Last Saturday, a group of us sat around a big wooden table in an art room in the Westchester Community College Center for the Arts, practicing writing stories of things that touched us or shocked us as fast as we could and all in one long, breathless sentence. Before we started, we practiced sitting with eyes closed for a time, allowing the body to be present, allowing ourselves to really be aware the breathing and the mysterious life in us that links us with the distant past and with worlds beyond us. We tried writing as we had meditated, allowing everything to happen, accepting what arose knowing that no thought or feeling was final. A few people decided to read out loud what they wrote and we were amazed at the beauty and life in what we heard. It seemed extraordinary evidence that we have the rhythm of story in us just as surely as the rhythm breath–and more: There were places in a couple of stories that opened up and let through a flash of pain and majesty of the greater human story, of loss and love and going on. It was quietly thrilling, like seeing the moon and stars through the parting clouds. I came away recognizing how important it is to be with others and exchange with others. Through others, we can recognize our own deeper possibilities and finer qualities–we can glimpse something real.

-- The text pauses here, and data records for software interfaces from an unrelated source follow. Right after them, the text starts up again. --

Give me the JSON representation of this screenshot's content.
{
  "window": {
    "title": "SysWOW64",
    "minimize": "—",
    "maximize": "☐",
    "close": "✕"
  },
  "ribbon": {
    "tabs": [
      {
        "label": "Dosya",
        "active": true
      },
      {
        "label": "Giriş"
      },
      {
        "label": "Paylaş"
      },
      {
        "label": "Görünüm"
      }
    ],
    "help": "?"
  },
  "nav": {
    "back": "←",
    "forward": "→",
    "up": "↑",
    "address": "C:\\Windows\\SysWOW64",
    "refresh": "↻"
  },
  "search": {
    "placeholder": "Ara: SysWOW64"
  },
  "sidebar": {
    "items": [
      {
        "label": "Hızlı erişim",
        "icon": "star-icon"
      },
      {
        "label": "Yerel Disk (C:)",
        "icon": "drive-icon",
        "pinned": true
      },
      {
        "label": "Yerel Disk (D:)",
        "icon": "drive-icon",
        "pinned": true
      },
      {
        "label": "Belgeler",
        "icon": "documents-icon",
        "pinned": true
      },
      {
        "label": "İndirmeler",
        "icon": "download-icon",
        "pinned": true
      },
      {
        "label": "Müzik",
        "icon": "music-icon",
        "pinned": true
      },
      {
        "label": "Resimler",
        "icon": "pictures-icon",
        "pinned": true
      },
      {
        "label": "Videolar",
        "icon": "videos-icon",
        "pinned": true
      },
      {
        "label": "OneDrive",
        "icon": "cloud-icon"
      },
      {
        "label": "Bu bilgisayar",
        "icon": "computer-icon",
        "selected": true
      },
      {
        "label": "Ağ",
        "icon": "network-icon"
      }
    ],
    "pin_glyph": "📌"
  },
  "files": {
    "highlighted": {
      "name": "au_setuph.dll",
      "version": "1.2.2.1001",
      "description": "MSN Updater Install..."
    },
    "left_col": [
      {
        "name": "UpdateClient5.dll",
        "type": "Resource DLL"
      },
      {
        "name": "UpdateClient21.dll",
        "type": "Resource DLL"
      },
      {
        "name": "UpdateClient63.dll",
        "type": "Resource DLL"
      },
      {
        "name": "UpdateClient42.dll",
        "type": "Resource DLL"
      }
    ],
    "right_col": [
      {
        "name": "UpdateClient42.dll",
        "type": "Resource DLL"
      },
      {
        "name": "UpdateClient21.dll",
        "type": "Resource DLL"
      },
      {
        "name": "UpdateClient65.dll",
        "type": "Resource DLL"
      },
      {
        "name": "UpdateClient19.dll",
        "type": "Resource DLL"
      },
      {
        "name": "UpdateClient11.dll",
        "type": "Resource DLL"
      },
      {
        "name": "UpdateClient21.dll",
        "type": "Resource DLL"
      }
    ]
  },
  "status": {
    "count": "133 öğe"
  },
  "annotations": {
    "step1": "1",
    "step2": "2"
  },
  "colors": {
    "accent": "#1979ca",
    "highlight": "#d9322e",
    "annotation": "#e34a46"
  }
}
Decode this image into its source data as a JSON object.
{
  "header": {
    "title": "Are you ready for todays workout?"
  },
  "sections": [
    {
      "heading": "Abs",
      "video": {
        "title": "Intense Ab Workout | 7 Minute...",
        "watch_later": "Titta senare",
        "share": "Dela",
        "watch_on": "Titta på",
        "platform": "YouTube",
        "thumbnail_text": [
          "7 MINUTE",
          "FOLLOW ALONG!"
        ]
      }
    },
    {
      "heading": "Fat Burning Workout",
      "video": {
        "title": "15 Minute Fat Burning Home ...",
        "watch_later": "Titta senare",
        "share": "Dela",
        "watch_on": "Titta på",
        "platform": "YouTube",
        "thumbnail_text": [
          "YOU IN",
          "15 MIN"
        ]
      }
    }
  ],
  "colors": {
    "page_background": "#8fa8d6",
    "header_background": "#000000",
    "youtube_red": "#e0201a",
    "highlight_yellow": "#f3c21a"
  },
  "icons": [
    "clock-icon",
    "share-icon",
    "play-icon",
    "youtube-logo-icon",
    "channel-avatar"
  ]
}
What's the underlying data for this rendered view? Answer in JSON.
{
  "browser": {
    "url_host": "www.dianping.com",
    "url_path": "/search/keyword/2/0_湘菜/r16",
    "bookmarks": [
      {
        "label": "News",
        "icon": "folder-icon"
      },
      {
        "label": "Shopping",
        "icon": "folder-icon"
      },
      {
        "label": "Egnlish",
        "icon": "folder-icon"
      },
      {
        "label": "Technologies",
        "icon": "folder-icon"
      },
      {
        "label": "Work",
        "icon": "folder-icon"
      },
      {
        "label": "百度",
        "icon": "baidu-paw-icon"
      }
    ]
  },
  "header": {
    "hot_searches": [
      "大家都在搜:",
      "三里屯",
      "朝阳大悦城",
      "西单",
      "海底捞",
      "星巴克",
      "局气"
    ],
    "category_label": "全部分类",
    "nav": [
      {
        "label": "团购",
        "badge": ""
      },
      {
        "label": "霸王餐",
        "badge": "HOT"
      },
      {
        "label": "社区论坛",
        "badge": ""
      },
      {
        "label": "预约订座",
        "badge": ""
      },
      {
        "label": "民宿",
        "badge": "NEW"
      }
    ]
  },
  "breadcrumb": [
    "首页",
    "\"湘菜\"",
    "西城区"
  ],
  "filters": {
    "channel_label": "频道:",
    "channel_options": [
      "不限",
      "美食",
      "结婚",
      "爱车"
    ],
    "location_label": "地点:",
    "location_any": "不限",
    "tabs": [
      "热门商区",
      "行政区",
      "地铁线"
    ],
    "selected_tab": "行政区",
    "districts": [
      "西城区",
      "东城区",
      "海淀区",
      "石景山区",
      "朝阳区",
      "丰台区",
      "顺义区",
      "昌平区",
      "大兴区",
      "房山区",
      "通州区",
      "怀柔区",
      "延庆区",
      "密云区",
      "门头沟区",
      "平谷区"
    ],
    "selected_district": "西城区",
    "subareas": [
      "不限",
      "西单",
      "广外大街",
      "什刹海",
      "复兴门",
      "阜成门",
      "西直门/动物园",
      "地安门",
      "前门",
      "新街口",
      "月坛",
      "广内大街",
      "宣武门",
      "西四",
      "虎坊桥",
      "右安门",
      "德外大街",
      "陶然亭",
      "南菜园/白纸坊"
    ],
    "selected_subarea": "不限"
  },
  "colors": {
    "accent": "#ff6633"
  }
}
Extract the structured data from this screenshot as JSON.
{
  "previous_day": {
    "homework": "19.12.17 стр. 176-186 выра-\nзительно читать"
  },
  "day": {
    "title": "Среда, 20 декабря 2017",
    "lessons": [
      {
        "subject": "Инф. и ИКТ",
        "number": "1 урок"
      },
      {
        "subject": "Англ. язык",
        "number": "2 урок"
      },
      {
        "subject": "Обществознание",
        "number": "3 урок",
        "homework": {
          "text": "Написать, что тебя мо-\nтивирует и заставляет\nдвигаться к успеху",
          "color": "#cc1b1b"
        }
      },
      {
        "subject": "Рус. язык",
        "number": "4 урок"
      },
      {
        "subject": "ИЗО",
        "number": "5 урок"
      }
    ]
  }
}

In the afternoon, full of the sense that there was everything to be gained by leaving my winter-imposed solitude and seeking out the work of others–and work by living humans, not museum pieces–I drove down to Manhattan. Braving the icy wind off the Hudson and the sense that I don’t know anything about art, I walked around the art galleries of Chelsea. I came to a full stop at the show “Regions of Unlikeness” by the artist Celia Gerard at the Sears Peyton Gallery. Gerard’s abstract, geometical works in black and white have the power of making a viewer stay. “It’s amazing how they unfold,” said my friend, and I agreed. The triangles, spheres, and cones open into landscapes and unknown worlds in deep space. What is really uncanny about the works is that they unfold the viewer, waking up the energies in the body and opening the mind and heart. I felt like I could see and feel the ongoing search in the work, and it had the effect of calling to search along with the artist. Gerard’s work woke me up, yet made me feel very concentrated and still, like looking inside a vast crystal or up at a mountain, or inside myself. It gave me a feeling of nostalgia for places I have never travelled, a longing for a quality or state that is still unknown yet essential…home.
“I want to unfold/ I don’t want to stay folded anywhere/ Because where I am folded,/ There I am a lie….” These lines by Rilke echoed through my head as I drove home from Manhattan last night, and this morning when I woke.